404. Airgram A–127 From the Embassy in Haiti to the Department of State1
Haitian Refugees Claiming Political Asylum
Action decisions are needed regarding the fate of the more than 800 Haitians the INS is processing as illegal aliens, most of whom seek political refugee status. These refugees, however, fit into a long established pattern of massive Haitian emigration for economic purposes. Most if not all of them are ineligible for immigration or temporary worker/trainee visas due to their lack of education or job skills. We believe that President Jean-Claude Duvalier is sincere in his private assurances to us that no returning refugee will face reprisals. He realizes that the success of his ambitious economic plans depends upon his international acceptability. His relatively benign rule has already boosted tourism, and attracted the first significant foreign aid and technical assistance for Haiti since the early 1960s. Moreover, Haiti is fast emerging from its diplomatic isolation as it seeks new sources of trade and investment. However, it remains possible that in a moment of panic, the current regime could revert temporarily to terrorism tactics during [Page 1046]which returned refugees could be more vulnerable than other Haitian citizens. So far, however, the GOH record on refugees is good, although not perfect.
Unfortunately, there is little this post can do to evaluate the factual claims of political asylum aspirants. We feel the GOH would sour on unilateral post efforts at fact finding, while GOH security officials are unlikely to provide proof of their own misdeeds, if any. Haitians who came from third countries in most cases had an opportunity to seek legal admission to the U.S., and failed to do so. Haitians who arrived directly, often at great personal risk in small boats, are in most cases similar to the many other economic refugees from the Caribbean or Mexico who enter the U.S. illegally in search of jobs. Because of the underlying economic motivation, nonenforcement of the law concerning illegal aliens would invite an armada of small Haitian boats to set sail for Florida. The solution to possible inequities of treatment of Haitian v. Cuban refugees lies in legislative action rather than nonenforcement of our immigration law.

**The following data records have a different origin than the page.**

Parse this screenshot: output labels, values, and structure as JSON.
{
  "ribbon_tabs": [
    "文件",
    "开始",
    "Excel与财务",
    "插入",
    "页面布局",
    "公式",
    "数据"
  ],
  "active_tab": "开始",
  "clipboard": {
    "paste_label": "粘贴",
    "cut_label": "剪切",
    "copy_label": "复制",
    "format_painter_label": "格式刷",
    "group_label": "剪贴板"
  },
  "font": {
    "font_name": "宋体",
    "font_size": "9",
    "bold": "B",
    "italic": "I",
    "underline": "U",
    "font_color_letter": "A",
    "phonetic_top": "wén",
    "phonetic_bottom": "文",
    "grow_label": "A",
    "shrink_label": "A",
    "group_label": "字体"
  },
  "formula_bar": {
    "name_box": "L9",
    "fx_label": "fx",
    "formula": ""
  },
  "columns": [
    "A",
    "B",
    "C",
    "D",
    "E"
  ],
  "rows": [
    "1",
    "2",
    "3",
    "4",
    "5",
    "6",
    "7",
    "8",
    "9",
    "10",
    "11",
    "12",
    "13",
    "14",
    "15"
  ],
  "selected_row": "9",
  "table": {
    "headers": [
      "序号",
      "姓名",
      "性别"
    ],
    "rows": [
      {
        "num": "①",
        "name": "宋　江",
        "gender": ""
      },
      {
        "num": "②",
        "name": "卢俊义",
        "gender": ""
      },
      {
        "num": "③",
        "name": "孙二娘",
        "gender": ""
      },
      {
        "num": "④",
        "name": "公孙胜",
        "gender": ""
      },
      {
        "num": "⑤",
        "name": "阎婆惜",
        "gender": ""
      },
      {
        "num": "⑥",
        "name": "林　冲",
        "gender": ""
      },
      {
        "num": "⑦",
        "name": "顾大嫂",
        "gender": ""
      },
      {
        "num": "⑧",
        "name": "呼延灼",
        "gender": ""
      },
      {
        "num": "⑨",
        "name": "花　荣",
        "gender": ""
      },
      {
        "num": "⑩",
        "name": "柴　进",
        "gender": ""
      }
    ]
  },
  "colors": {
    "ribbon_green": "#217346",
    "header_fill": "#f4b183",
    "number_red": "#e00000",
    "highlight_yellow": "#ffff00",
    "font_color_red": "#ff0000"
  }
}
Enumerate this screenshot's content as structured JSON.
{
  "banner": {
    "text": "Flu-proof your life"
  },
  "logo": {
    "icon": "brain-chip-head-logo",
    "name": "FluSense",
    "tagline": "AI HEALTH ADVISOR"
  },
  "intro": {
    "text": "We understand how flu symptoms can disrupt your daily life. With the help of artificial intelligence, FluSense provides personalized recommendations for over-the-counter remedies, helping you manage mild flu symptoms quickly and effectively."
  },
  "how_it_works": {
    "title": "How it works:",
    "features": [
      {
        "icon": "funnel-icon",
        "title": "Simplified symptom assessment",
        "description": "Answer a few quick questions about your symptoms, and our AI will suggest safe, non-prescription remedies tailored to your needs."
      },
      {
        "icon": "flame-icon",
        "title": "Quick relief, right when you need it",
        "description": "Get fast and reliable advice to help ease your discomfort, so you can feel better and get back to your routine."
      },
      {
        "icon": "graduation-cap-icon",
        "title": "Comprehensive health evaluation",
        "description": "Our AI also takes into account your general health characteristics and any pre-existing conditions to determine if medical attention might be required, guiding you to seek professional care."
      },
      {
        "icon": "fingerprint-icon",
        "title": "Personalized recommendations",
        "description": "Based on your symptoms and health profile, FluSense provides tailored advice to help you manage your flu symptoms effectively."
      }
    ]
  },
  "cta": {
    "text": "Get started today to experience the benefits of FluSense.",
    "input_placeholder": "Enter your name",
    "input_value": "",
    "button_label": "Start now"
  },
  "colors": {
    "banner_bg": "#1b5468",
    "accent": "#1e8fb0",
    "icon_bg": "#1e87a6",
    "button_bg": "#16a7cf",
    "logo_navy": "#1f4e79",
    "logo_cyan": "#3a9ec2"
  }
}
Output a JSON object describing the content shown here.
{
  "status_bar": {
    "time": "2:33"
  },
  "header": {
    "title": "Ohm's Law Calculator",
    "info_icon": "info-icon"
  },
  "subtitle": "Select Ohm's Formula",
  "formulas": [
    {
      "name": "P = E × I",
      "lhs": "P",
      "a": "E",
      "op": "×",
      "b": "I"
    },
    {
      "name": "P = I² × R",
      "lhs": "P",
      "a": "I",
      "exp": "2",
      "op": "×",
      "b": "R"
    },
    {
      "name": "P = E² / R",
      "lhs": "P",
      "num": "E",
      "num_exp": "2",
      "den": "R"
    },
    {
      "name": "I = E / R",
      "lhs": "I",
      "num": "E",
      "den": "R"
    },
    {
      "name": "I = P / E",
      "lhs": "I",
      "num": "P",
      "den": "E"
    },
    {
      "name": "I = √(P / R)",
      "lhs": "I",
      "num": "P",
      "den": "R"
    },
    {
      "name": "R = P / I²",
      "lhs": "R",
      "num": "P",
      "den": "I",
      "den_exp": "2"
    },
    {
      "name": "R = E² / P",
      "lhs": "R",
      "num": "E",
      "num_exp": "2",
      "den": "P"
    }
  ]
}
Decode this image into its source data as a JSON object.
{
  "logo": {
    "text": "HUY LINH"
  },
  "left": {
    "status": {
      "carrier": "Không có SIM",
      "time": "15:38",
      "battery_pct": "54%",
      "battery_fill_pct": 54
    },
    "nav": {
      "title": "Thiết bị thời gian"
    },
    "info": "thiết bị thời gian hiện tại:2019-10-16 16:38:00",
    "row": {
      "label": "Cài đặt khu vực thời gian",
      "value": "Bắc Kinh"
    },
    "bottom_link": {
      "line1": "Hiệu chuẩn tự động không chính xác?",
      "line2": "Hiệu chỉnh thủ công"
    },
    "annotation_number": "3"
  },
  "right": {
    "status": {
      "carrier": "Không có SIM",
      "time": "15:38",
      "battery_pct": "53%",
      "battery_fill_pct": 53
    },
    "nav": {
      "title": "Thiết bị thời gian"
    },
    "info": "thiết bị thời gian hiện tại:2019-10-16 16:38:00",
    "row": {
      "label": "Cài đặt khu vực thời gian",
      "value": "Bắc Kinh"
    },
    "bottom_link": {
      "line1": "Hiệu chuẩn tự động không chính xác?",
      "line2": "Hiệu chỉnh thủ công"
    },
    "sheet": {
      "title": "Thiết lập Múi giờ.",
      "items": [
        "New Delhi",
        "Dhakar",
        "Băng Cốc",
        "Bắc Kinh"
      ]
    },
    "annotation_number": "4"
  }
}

If the USG ever lifts its trade and diplomatic sanctions against Cuba, the Department might consider requesting Congress to drop or modify the special legislation on Cuban refugees to ensure equality of treatment to economic refugees from all countries.
We recommend (1) normal enforcement of the exclusion provisions of our immigration law; (2) continued reminders to the GOH of the potential adverse public relations impact of any reprisals against returning refugees; (3) a démarche to the GOH urging its public welcoming of returning refugees without reprisals, which could help immeasurably in establishing Duvalier’s bona fides among skeptical Americans and Haitian exiles; and (4) a démarche to the GOH urging the arrest and prosecution of those persons who smuggle Haitians into the U.S. for personal gain. End summary.
[Omitted here is the body of the airgram.]
Summary: Noting that the United States Government faced the problem of handling the cases of Haitian migrants who claimed political asylum, the Embassy recommended “normal enforcement of the exclusion provisions of our immigration law” and suggested that the Haitian Government be reminded that any persecution of repatriated illegal aliens would have a negative impact on the country’s image.
Source: National Archives, RG 59, Central Files, 1970–1973, ARA/CAR, Lot 75D474, POL 30 Refugee and Migration, 1974. Confidential. Drafted by Vincent; cleared by Montgomery, Carbone, Key, Wilson, and Thomson; and approved by Isham. All brackets are in the original except those indicating text omitted by the editors. In an August 16 letter to Kellogg that referred to mounting Church opposition to the U.S. position on Haitian refugees, Isham reported that he “had just mentioned how serious the Haitian refugee problem was becoming for us” to Brutus, who was “showing considerable sensitivity to domestic difficulties we face that affect congressional opinion.” (Ibid.)↩